    Perhaps another reason that Trinidad and Tobago is lagging behind in the Caribbean’s tourist development game is its marine geography. Many of the beaches are flanked by water that is not conducive to swimming. That’s a negative for people who want to spend time on, in or under the waves, but it is great for travelers looking for miles and miles of uncrowded, unspoiled seaside. Tobago’s Pigeon Point and Pirates’ Bay are two of the more well-known beaches that have reasonably safe conditions for swimming.
    In many cases, it is possible to camp on or near the beach. The Forestry Division of Trinidad and Tobago oversees campsites throughout the islands. The most popular places to pitch a tent include Canoe Bay on Tobago, and Vessigny Beach on Trinidad. Canoe Bay’s admission fee ($12 TT, which is only about $2 U.S.) keeps the sand from becoming overcrowded — perfect for those get-away-from-it-all enthusiasts.
    Sustainable feasts?
    It would be untrue to say that most of the food and drink on Trinidad and Tobago was produced in a sustainable way. Overfishing has been a problem for decades, although recent steps have been taken to protect species like conch (not only to save the shelled sea creature but to preserve an important traditional food source for islanders).
    That said, you can be sure that most of the items you eat or drink on TT are locally caught, picked or produced. Those tropical fruits didn’t have to travel too far from tree to table. Rum producer Angostura makes top shelf products for export and plenty of bottles that are consumed locally as well. The company also makes the world-famous Angostura Bitters, which is used as everything from a tonic for indigestion to a cocktail ingredient.
    Sustainability concerns aside, eating is one of the greatest attractions on Trinidad. The mixture of cooking styles (cooks blend Indian, Creole, African, Spanish, Asian and French influences with local ingredients to create distinct dishes) and the prevalence of fresh ingredients make for one of the better dining scenes in the Caribbean.
    Tourism development
    On some levels, Trinidad recognizes its eco-tourism opportunities. Places like the Asa Wright Conservancy have been successful in protecting areas and creating eco-tourism opportunities for an impressive amount of time.
    The country has focused on oil and natural gas, which accounted for 46 percent of the nation’s GDP last year. In many cases (especially on the more sparsely populated island of Tobago) low-impact resorts have created a strong eco-tourism industry by default. TT’s leadership realizes the role that tourism can play, especially if it can be developed to the point that the country’s economy does not have to depend so much on fickle oil prices. Whether they choose to move into the mainstream with the industry or promote their islands’ natural features remains to be seen.
    Greening the party
    Trinidad and Tobago’s Carnival is one of the most popular parties in the Caribbean. Though it pales in comparison to the festivities in Rio de Janeiro when it comes to size and notoriety, Trini Carnival holds its own in terms of fun. There is nothing specifically green about the days-long street party (which culminates on Feb. 16 this year), other than the fact that it takes place outdoors. But sponsors have been taking simple, grassroots steps to make the proceedings more environmentally friendly. Telecommunications Service of Trinidad and Tobago (TSTT), a longtime sponsor of the festivities, placed recycling bins along the streets both to collect reusable waste and to promote the idea of recycling. The telecom company is also involved in one of the longest-running recycling projects on the islands, the reuse of oil barrels — which are easy to come by on TT — as steel-pan drums and other percussion instruments.
    Trinidad has the natural resources to become a regional eco-tourism hotspot. It is now a great green destination because the success of its other industries makes mainstream tourism development less of a priority. The eco-future remains to be seen. But perhaps the government will take note of nations like Dominica, which has made eco-tourism the backbone of its economy.
    Sign up for our Nearshore Americas newsletter:

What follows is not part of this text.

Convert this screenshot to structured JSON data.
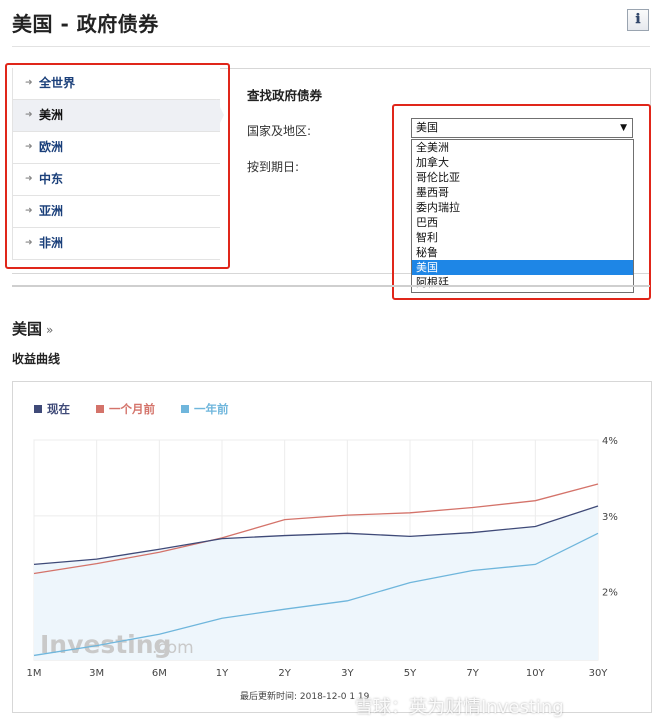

    Kirk Laughlin

    Kirk Laughlin is an award-winning editor and subject expert in information technology and offshore BPO/ contact center strategies.

    1 comment